Improving peak calling for ATAC sequencing data
ATAC sequencing (Assay for Transposase-Accessible Chromatin with high throughput sequencing) is a technology to analyse the accessability of DNA within cells. Being able to measure this property allows the researcher to argue about regulation of genes and their expression, among other things, within a particular cell type of interest.
Current analyes of this data use peak calling methods developed for other technologies (such as ChIP-seq) to infer enrichment of sequencing reads, and therefore open chromatin. While the two tasks are similar, ATAC data has its own particularities. For example, transcription factors bound to the DNA during the experiment can lead to a depletion of signal right in the centre of the peak. This is one of the most useful results from an ATAC experiment, as it not only informs about accessible, but also actively regulated bits of the DNA. Standard peak calling methods are not sensitive to such subtleties in the data, and a dedicated peak calling mehtod for ATAC sequencing is therefore warranted.
Leader: Jan Schroeder

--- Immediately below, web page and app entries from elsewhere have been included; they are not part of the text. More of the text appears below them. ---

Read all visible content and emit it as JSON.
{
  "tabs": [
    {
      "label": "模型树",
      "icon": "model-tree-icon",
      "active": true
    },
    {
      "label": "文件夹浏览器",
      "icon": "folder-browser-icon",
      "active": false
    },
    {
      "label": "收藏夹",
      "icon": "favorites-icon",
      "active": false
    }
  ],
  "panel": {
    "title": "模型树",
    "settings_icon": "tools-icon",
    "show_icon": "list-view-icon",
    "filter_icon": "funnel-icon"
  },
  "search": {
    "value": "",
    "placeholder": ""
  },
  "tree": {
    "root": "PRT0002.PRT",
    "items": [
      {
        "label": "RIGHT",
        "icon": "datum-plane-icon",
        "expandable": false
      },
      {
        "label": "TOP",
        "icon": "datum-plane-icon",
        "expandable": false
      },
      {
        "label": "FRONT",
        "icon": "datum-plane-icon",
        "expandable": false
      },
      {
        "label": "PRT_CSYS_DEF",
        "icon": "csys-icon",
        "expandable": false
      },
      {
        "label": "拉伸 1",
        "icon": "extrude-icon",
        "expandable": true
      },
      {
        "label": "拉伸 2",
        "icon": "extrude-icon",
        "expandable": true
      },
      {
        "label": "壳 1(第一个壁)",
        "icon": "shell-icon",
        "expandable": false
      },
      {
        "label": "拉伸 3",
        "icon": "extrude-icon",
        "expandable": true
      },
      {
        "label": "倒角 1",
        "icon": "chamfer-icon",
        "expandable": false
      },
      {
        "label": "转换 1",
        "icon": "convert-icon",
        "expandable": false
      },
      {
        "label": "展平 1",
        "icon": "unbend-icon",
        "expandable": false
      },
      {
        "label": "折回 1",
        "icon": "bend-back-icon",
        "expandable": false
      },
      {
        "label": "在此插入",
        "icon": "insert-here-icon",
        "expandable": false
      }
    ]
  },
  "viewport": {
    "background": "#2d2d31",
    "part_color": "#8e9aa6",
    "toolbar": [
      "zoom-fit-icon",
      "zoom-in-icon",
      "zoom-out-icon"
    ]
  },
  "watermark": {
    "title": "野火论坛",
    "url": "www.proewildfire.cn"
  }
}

Computing and Information Systems
Convergence of engineering and IT with the life sciences